The earliest dated inscription from Cyprus was discovered at Enkomi in 1955. It was a part of a thick clay tablet with only three lines of writing. Although some of the writing was distinctly different from any other Greek writing systems, epigraphers immediately saw a resemblance. Because the date of the fragment was found to be around 1500 BC, considerably earlier than Linear B, linguists determined that the Cypriot syllabary was derived from Linear A and not Linear B. Several other fragments of clay tablets were also found in Enkomi. They date to a later period, around the late 13th or 12th century BC. The script found on these tablets has considerably evolved and the signs have become simple patterns of lines. Linguists named this new script as Cypro-Minoan syllabary.[1]
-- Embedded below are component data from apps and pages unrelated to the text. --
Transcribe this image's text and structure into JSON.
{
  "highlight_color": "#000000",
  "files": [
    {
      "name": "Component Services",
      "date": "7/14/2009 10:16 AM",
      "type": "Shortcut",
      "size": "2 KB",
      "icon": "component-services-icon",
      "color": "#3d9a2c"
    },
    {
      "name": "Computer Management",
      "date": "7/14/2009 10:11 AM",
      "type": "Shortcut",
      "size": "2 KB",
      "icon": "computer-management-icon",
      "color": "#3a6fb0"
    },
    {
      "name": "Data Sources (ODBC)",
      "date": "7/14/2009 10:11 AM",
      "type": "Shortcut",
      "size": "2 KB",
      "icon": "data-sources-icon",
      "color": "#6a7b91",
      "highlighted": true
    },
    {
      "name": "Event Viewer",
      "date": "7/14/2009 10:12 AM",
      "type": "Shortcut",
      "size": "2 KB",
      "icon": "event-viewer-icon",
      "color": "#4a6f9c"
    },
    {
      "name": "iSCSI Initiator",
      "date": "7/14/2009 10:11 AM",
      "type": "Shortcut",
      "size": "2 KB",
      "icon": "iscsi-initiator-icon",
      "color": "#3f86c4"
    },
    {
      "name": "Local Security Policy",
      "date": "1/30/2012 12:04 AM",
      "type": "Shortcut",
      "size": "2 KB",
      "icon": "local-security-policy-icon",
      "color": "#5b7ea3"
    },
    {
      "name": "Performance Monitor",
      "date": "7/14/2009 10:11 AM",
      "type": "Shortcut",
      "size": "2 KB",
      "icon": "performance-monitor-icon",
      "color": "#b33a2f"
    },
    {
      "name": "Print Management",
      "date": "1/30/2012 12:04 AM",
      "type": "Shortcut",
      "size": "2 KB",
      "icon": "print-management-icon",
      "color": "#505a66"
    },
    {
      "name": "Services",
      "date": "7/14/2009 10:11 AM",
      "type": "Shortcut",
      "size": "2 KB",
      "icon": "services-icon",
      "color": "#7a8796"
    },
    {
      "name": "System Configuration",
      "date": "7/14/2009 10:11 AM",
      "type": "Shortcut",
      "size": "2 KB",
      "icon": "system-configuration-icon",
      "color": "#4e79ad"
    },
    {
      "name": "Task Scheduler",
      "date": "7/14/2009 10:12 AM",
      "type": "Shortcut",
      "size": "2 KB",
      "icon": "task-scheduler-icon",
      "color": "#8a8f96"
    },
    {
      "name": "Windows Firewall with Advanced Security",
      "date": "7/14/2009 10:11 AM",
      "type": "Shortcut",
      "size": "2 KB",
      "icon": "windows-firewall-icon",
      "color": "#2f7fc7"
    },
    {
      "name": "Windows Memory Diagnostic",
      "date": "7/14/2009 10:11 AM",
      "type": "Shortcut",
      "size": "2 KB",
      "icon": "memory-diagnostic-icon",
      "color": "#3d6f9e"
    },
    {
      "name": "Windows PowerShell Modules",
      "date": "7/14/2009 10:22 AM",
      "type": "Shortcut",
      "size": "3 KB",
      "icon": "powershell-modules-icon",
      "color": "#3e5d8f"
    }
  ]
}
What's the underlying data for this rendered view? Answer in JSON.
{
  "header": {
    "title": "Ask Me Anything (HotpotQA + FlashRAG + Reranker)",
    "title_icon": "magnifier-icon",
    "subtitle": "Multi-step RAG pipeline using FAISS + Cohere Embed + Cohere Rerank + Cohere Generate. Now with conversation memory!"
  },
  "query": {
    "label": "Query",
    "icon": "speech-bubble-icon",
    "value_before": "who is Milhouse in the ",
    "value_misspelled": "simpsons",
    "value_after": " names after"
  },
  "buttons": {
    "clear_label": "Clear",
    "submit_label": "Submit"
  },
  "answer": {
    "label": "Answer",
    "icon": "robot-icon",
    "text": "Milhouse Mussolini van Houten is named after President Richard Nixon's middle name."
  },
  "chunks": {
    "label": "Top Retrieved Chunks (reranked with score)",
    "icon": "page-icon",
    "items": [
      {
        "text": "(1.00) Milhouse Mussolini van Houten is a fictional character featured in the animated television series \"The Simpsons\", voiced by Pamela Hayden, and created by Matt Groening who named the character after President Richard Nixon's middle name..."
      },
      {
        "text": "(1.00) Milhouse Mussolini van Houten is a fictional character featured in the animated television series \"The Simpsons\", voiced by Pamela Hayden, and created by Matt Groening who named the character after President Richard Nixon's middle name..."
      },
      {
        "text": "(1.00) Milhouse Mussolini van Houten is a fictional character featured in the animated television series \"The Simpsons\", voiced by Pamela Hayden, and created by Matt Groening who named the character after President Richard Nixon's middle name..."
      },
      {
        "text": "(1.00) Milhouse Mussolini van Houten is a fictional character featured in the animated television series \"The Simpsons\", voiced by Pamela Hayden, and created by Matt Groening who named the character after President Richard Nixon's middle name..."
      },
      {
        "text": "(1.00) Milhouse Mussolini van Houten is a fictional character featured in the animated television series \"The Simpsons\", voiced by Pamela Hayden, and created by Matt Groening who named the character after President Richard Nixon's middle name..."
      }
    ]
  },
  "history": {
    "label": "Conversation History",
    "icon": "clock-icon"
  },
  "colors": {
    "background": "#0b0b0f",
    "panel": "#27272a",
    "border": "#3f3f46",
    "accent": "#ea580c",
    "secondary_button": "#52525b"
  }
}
Idalium was an ancient city in Cyprus, in modern Dali, Nicosia District. The city was founded on the copper trade in the 3rd millennium BC. Its name in the 8th century BC was "Ed-di-al" as it appears on the Sargon Stele of 707 BC. From this area, archeologists found many of the later Cypriot syllabic scripts. In fact, Idalium held the most significant contribution to the decipherment of Cypriot syllabary – the Tablet of Idalium. It is a large bronze tablet with long inscriptions on both sides.[1] The Tablet of Idalium is dated to about 480-470BC. Excluding a few features in morphology and vocabulary, the text is a complete and well understood document. It details a contract made by the king Stasicyprus and the city of Idalium with the physician Onasilus and his brothers.[3] As payment for the physicians’ care for wounded warriors during a Persian siege of the city, the king promises them certain plots of land. This agreement is put under the protection of the goddess Athena.[3]

Recent discoveries
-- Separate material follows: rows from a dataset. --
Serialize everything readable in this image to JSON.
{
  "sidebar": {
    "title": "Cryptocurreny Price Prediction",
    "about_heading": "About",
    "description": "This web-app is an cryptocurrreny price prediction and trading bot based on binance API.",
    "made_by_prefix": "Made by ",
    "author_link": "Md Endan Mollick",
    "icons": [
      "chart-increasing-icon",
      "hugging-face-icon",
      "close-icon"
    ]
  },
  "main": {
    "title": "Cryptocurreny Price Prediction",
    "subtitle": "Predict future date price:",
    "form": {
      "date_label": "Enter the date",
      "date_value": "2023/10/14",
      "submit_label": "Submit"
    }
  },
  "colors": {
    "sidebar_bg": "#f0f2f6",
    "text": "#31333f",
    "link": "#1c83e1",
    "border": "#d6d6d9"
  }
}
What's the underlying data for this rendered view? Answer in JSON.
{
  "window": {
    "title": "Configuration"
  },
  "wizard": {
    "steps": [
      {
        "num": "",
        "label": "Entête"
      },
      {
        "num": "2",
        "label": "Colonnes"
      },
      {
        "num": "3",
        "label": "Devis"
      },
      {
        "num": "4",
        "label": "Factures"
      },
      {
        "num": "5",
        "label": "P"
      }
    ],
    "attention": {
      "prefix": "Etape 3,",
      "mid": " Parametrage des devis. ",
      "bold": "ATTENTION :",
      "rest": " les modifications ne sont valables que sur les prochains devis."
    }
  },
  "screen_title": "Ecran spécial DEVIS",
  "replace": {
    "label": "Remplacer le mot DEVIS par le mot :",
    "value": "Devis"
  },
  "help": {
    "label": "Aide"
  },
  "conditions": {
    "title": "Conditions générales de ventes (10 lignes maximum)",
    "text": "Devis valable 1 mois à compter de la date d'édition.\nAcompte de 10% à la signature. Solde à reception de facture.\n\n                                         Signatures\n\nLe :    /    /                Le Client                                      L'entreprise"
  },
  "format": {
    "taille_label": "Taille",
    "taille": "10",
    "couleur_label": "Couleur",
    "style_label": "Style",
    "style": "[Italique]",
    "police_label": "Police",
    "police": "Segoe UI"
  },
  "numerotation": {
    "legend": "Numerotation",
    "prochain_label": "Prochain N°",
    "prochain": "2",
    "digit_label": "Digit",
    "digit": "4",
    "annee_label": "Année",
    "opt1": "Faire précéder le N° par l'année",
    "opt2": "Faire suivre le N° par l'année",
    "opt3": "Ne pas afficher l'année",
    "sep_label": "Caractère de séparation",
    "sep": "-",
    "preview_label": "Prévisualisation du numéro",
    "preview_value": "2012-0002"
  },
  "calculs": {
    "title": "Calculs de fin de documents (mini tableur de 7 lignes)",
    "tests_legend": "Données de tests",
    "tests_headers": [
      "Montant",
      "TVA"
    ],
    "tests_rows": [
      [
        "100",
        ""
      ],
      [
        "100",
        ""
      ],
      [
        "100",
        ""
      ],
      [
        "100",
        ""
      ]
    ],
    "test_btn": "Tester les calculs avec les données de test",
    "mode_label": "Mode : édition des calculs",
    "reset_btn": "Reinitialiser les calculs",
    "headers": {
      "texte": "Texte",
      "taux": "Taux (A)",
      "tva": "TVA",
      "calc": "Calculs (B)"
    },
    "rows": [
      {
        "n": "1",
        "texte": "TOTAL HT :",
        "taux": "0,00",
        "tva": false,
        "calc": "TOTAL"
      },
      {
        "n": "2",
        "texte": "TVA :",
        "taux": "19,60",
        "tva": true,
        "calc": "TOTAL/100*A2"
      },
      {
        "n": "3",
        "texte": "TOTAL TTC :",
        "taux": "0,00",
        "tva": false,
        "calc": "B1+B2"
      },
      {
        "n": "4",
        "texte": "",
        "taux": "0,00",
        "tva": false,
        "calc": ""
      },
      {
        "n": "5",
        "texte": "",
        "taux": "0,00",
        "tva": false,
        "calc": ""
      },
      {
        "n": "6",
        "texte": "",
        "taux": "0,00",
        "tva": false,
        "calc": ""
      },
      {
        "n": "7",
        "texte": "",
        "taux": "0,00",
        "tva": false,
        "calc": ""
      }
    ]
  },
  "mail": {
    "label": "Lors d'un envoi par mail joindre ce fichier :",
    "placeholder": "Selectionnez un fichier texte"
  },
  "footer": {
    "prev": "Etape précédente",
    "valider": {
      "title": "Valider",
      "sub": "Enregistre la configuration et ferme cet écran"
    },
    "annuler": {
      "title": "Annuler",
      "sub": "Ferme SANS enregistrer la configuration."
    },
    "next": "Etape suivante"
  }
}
Recent discoveries include a small vase dating back to the beginning of 5th century and a broken marble fragment in Paphian (Paphos) script. The vase is inscribed on two sides, providing two lists of personal names with Greek formations. The broken marble fragment describes a fragment of an oath. This inscription often mentions King Nicocles, the last king of Paphos and includes some important words and expressions.[3]
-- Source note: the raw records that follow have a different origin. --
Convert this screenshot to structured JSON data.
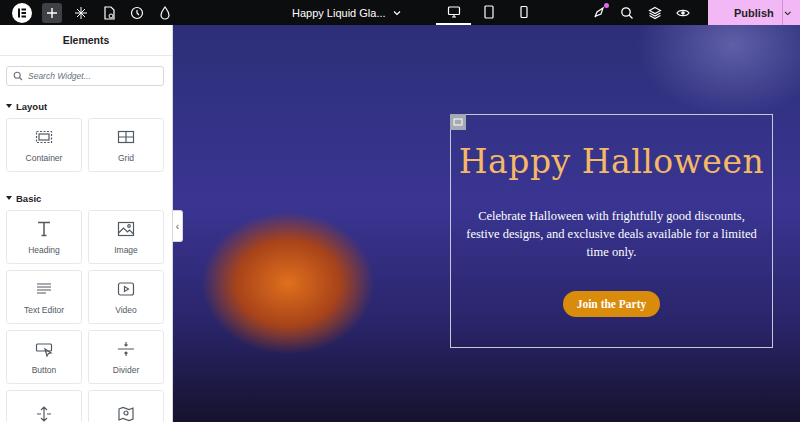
{
  "topbar": {
    "document_title": "Happy Liquid Gla...",
    "ai_notification": true,
    "devices": [
      {
        "selected": true
      },
      {
        "selected": false
      },
      {
        "selected": false
      }
    ],
    "publish": "Publish"
  },
  "panel": {
    "title": "Elements",
    "search": {
      "placeholder": "Search Widget..."
    },
    "collapse_handle": "‹",
    "sections": [
      {
        "title": "Layout",
        "expanded": true,
        "widgets": [
          {
            "label": "Container"
          },
          {
            "label": "Grid"
          }
        ]
      },
      {
        "title": "Basic",
        "expanded": true,
        "widgets": [
          {
            "label": "Heading"
          },
          {
            "label": "Image"
          },
          {
            "label": "Text Editor"
          },
          {
            "label": "Video"
          },
          {
            "label": "Button"
          },
          {
            "label": "Divider"
          },
          {
            "label": ""
          },
          {
            "label": ""
          }
        ]
      }
    ]
  },
  "canvas": {
    "container": {
      "selected": true,
      "heading": "Happy Halloween",
      "text": "Celebrate Halloween with frightfully good discounts, festive designs, and exclusive deals available for a limited time only.",
      "button": "Join the Party"
    }
  }
}
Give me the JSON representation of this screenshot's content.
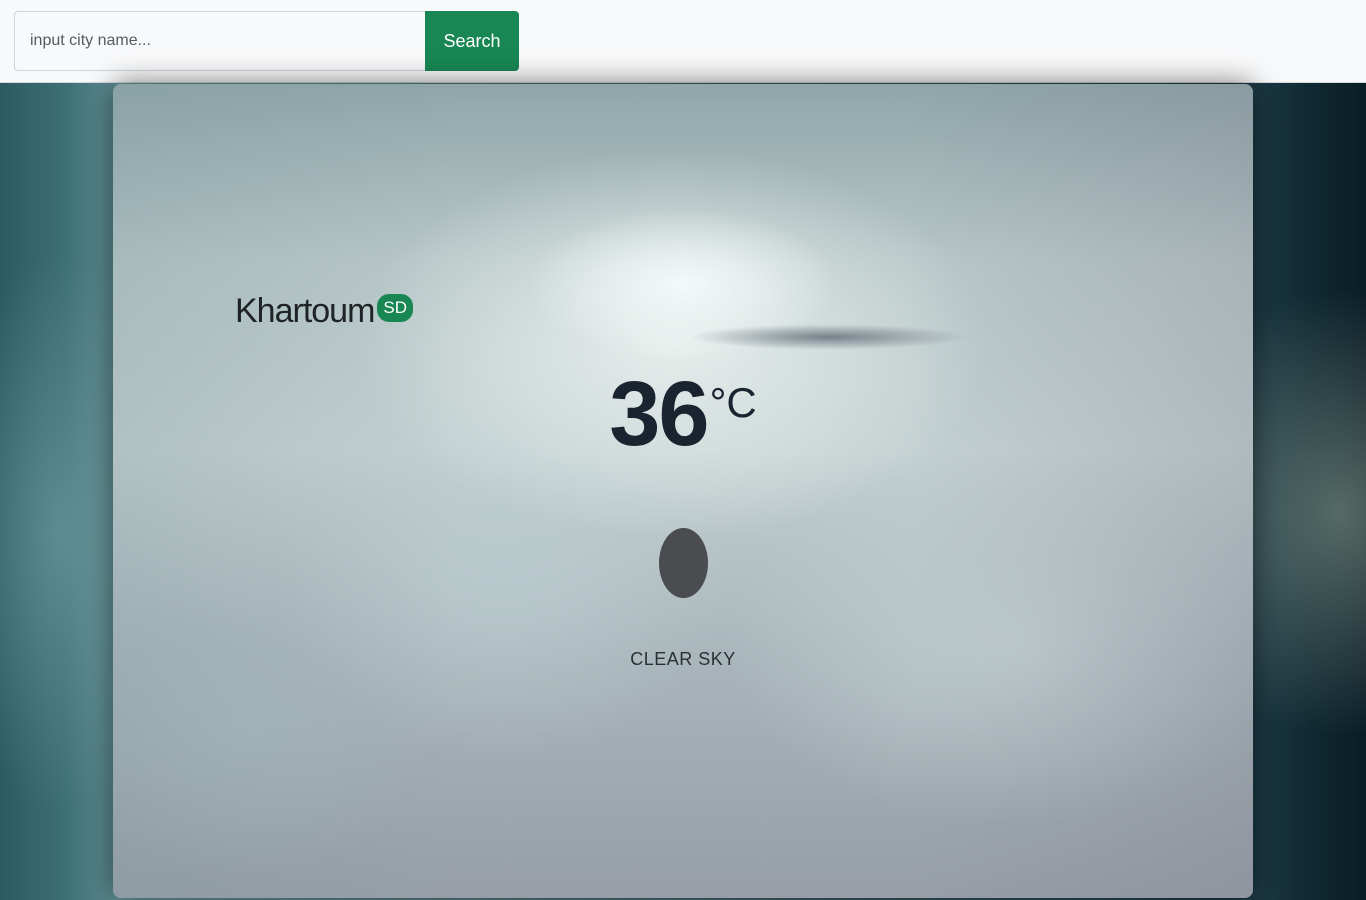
{
  "search": {
    "placeholder": "input city name...",
    "value": "",
    "button_label": "Search"
  },
  "weather": {
    "city": "Khartoum",
    "country_code": "SD",
    "temperature": "36",
    "unit": "°C",
    "description": "CLEAR SKY",
    "icon": "weather-condition-icon"
  },
  "colors": {
    "accent": "#198754",
    "text_dark": "#1b2230"
  }
}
Future prospects

The number of discoveries of new inscriptions has increased, but, unfortunately, most of the new discoveries have been short or bear only a few signs. One example includes a small clay ball.[1]


The Cypriot syllabary was added to the Unicode Standard in April, 2003 with the release of version 4.0.

The Unicode block for Cypriot is U+10800–U+1083F. The Unicode block for the related Aegean Numbers is U+10100–U+1013F.

Cypriot Syllabary[1][2]
Official Unicode Consortium code chart (PDF)
  0 1 2 3 4 5 6 7 8 9 A B C D E F
U+1080x 𐠀 𐠁 𐠂 𐠃 𐠄 𐠅 𐠈 𐠊 𐠋 𐠌 𐠍 𐠎 𐠏
U+1081x 𐠐 𐠑 𐠒 𐠓 𐠔 𐠕 𐠖 𐠗 𐠘 𐠙 𐠚 𐠛 𐠜 𐠝 𐠞 𐠟
U+1082x 𐠠 𐠡 𐠢 𐠣 𐠤 𐠥 𐠦 𐠧 𐠨 𐠩 𐠪 𐠫 𐠬 𐠭 𐠮 𐠯
U+1083x 𐠰 𐠱 𐠲 𐠳 𐠴 𐠵 𐠷 𐠸 𐠼 𐠿
1.^ As of Unicode version 8.0
2.^ Grey areas indicate non-assigned code points
Aegean Numbers[1][2]
Official Unicode Consortium code chart (PDF)
  0 1 2 3 4 5 6 7 8 9 A B C D E F
U+1010x 𐄀 𐄁 𐄂 𐄇 𐄈 𐄉 𐄊 𐄋 𐄌 𐄍 𐄎 𐄏
U+1011x 𐄐 𐄑 𐄒 𐄓 𐄔 𐄕 𐄖 𐄗 𐄘 𐄙 𐄚 𐄛 𐄜 𐄝 𐄞 𐄟
U+1012x 𐄠 𐄡 𐄢 𐄣 𐄤 𐄥 𐄦 𐄧 𐄨 𐄩 𐄪 𐄫 𐄬 𐄭 𐄮 𐄯
U+1013x 𐄰 𐄱 𐄲 𐄳 𐄷 𐄸 𐄹 𐄺 𐄻 𐄼 𐄽 𐄾 𐄿
1.^ As of Unicode version 8.0
2.^ Grey areas indicate non-assigned code points

See also


  1. 1.0 1.1 1.2 1.3 1.4 1.5 1.6 Chadwick, John (1987). Linear B and related Scripts. Berkeley and Los Angeles: University of California Press.<templatestyles src="Module:Citation/CS1/styles.css"></templatestyles>
  2. 2.0 2.1 Robinson, Andrew (2002). Lost Languages. New York City: BCA.<templatestyles src="Module:Citation/CS1/styles.css"></templatestyles>
  3. 3.0 3.1 3.2 3.3 3.4 3.5 3.6 Mitford, T. B.; Masson, Olivier Masson (1982). Boardman, John; Hammond, N. G. L. (eds.). The Expansion of the Greek World, Eighth to Sixth Centuries B.C. Cambridge University Press. doi:10.1017/CHOL9780521234474.005. |access-date= requires |url= (help)<templatestyles src="Module:Citation/CS1/styles.css"></templatestyles>
  4. Cypro-Syllabic script Scuola Normale Superiore di Pisa


  • Steele, Philippa M. Syllabic writing in Cyprus and its context. Cambridge University Press, 2013.

External links